Sometime during this extended conversation, Pontius Pilate figures something out: Jesus is taking one for the team. Pilate knows that Jesus knows that a revolt would kill thousands, and so rather than making Pilate’s job more difficult, Jesus isn’t putting up a fuss, essentially exonerating the governor for doing his best to keep the peace. Why do I think that Pilate has seen this? Because when Pilate writes the inscription of Jesus’ crime, he writes, and insists on, the title, “King of the Jews.”3 As a leader, even if only in the worldly sphere, he appreciates what Jesus has done, and sees his self-sacrifice in defense of his people as a truly kingly act.
Pontius Pilate doesn’t know the half of it, though. As always, Jesus’ worldly, physical action is a symbol of a universal, spiritual one. Jesus is blameless in more than the political sphere; his action is an eternal sign of God’s love that is willing to give everything in service to us. It is to this love that John bears witness, writing, “Jesus Christ … loves us and freed us from our sins by his blood, and made us to be a kingdom, priests serving his God and Father.”4 Jesus is not a king by right of power, but by right of love, which is the source of all true power. Daniel and John both behold Christ’s glorification, as the inner truth of his caring and love for all creation is made manifest in his dominion over it.
Still, Jesus’ crucifixion is a stark contrast to the splendor of these visions, and took place even though Pilate realized the injustice of his condemnation; what happened?
Justice is not merely something handed down by a judge; it is a social, communal virtue. Had Pontius Pilate freed Jesus, it would have sparked the violence of rebellion, and Pilate would likely himself have died for defying the crowds—hardly a just reward. For justice to have been truly served would have required the active collaboration of all. Righteousness has authority, but so long as it is not respected, we will not live in a just society. The kingdom of God is not a kingdom ruled by force, but one in which each person and being participates in just action.
We are called to build that kingdom here and now, and it seems to me that restorative justice is an initiative which is part of that work. It calls on each and all of us to respond to harm and injustice not with more harm and injustice, but with caring and compassion for all, encompassing victim and perpetrator and everyone else affected. It demands that we sacrifice the selfishness of revenge and the pride of self-righteous condemnation, and like Jesus, work to show the way of truth and God’s love.

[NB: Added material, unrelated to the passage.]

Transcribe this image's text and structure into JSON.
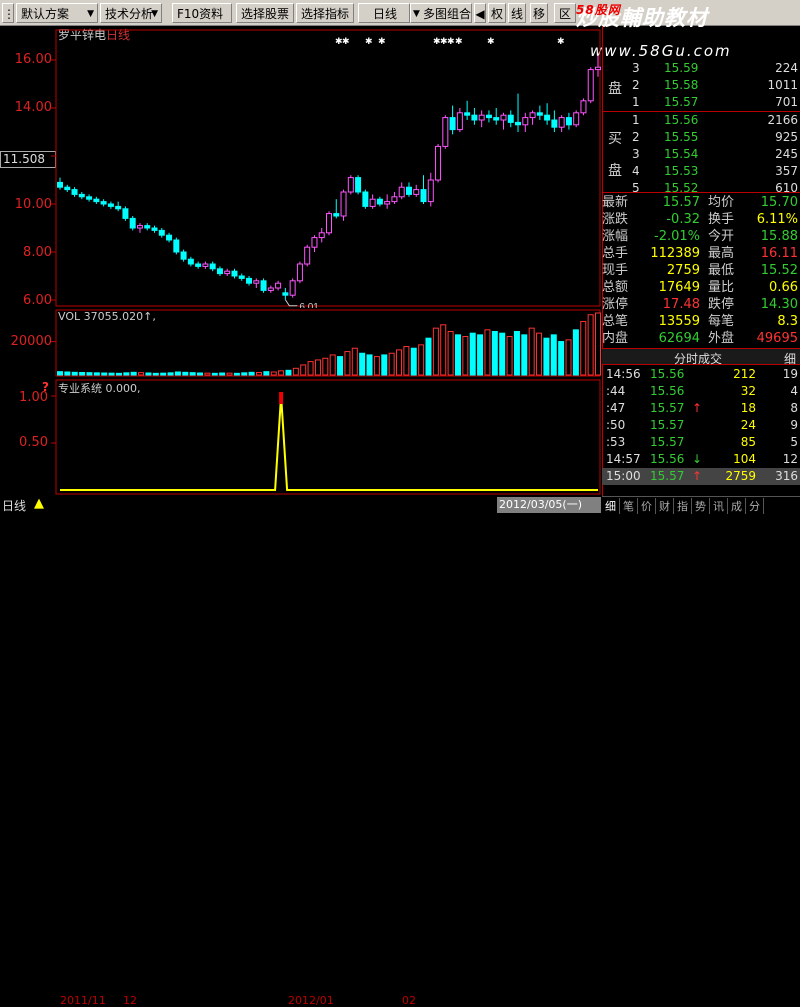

Jesus Christ, the self-effacing servant of all, is indeed the king of kings, and it is a sad truth that his kingdom is not yet of this world.5 May we be inspired by his divine love to follow his example; then we too will behold him coming in glory with the clouds6 because our eyes will be open, and we will enter into the dominion of God’s all-encompassing, everlasting love.
1: John 18:14
2: John 19:11
3: John 19:19-22
4: Revelations 1:5-6
5: John 18:36
6: Daniel 7:13, Revelation 1:7
My thoughts on Pontius Pilate's character and state of mind rely substantially on this analysis by Jona Lendering, especially where corroborated by other accessible sources.